The process defined as T5 begins in the foundry, with the cooling controlled by the press and follows with artificial aging in the oven. The T6 process, on the other hand, is merely a heat treatment cycle consisting of solubilization hardening followed by artificial aging in the furnace. The heat treatment phase of the T5 process and the T6 process are among the most requested thermal cycles for aluminum alloys obtained by die-casting. These treatments involve heating and maintaining a given temperature so that the precipitation of the phases such as Al-Mg, the aluminum solid solution, the AlFeMnSi compound, etc. are stable over time, without changing any mechanical properties.


During the heat treatments, the parts undergo temperature changes that produce the redistribution of the intermetallic components inside the material, but are not able to “repair” any defects in the original jet. The final result after treatment can be totally inadequate, starting from superficial defects such as blisters (Defect B2.1), up to internal or superficial cracks that can produce, in some cases, macroscopic breakage of the piece due to the redistribution of gases residues during the die-casting process.

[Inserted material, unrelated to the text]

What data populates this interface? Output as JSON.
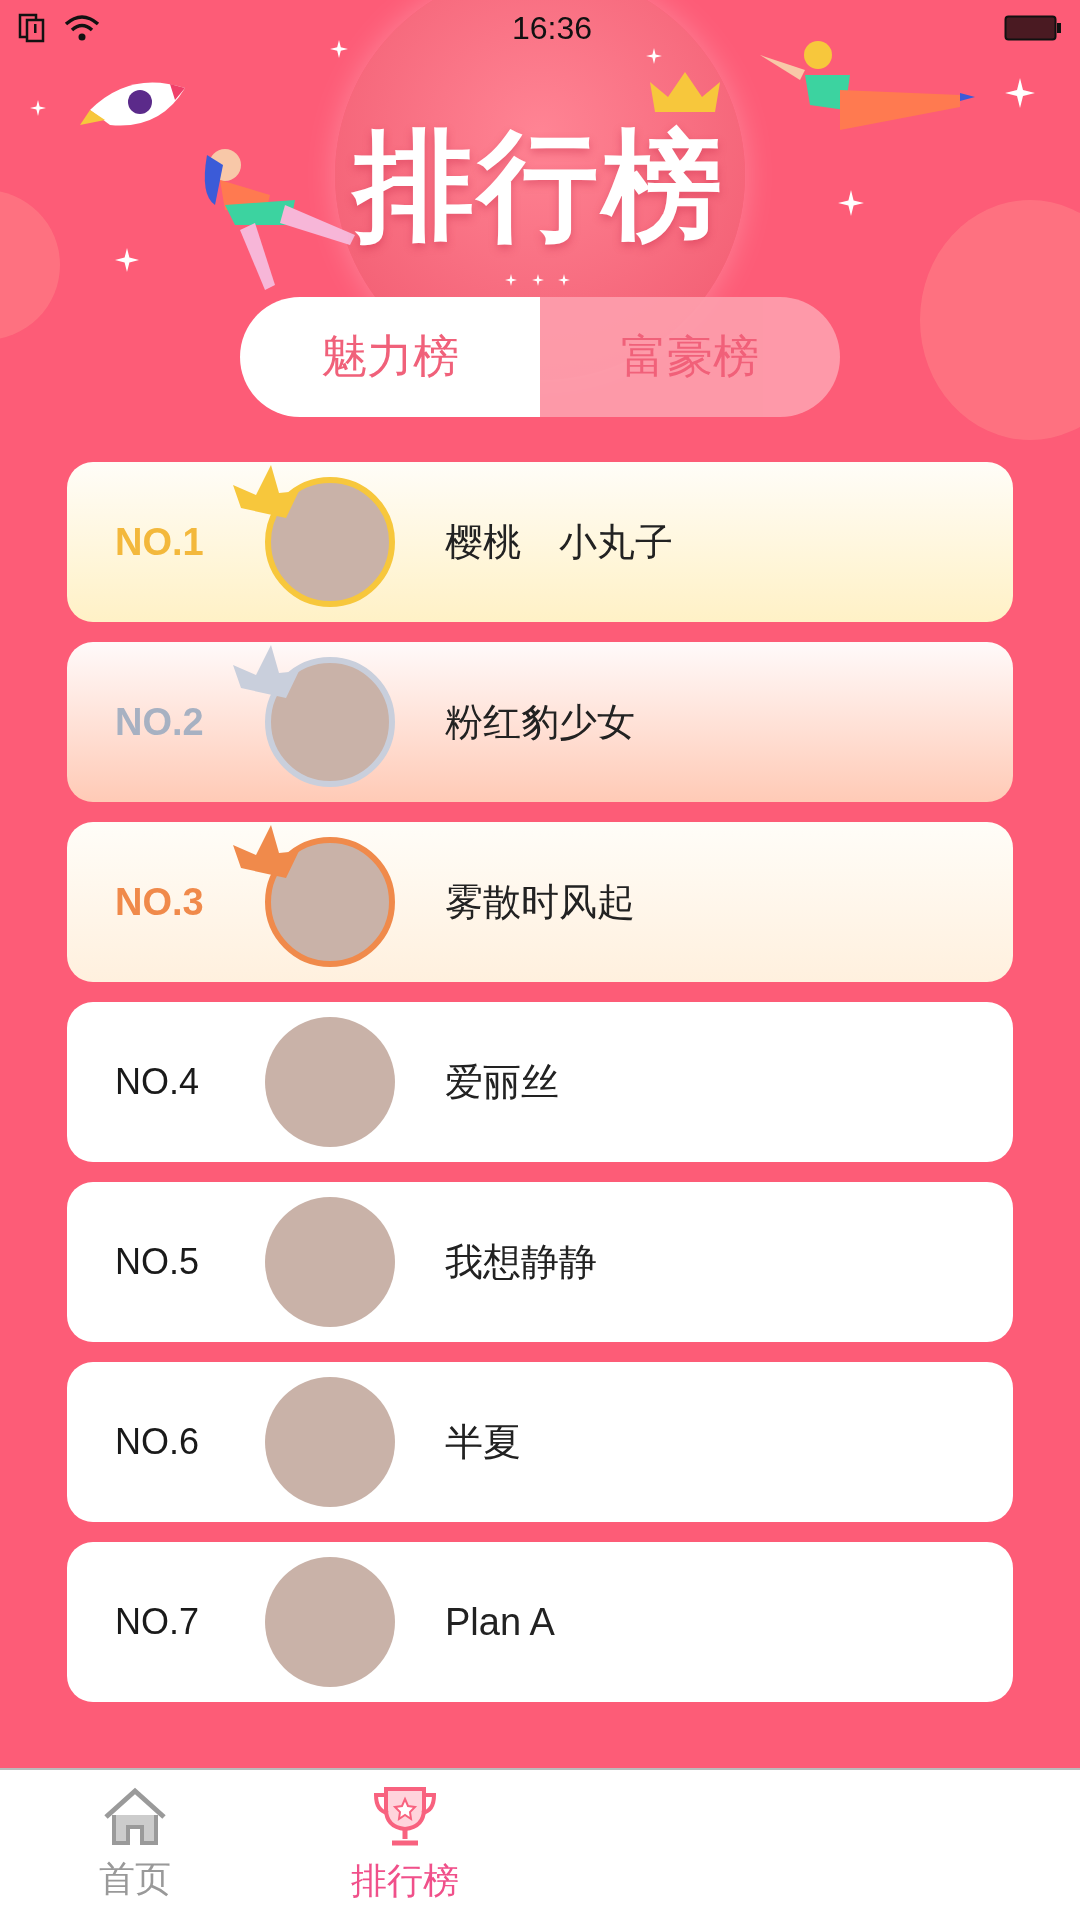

To obtain a satisfactory result, the exchange of information and the collaboration between the foundry and the treatmant are key. With this article our metallurgical laboratory would like to invite the customer for an open discussion with the aim of producing an excellent product while minimizing time and waste.


Bibliography and references:
[1] StaCast – New Quality and Design Standards for Aluminum Alloys Cast Products FP7-NMP-2012-CSA-6-PROJECT N.319188
[2] The criteria for the selection and treatment of construction and tool steels Volume Quinto, part two – Micrography – Cibaldi Dr. Cesare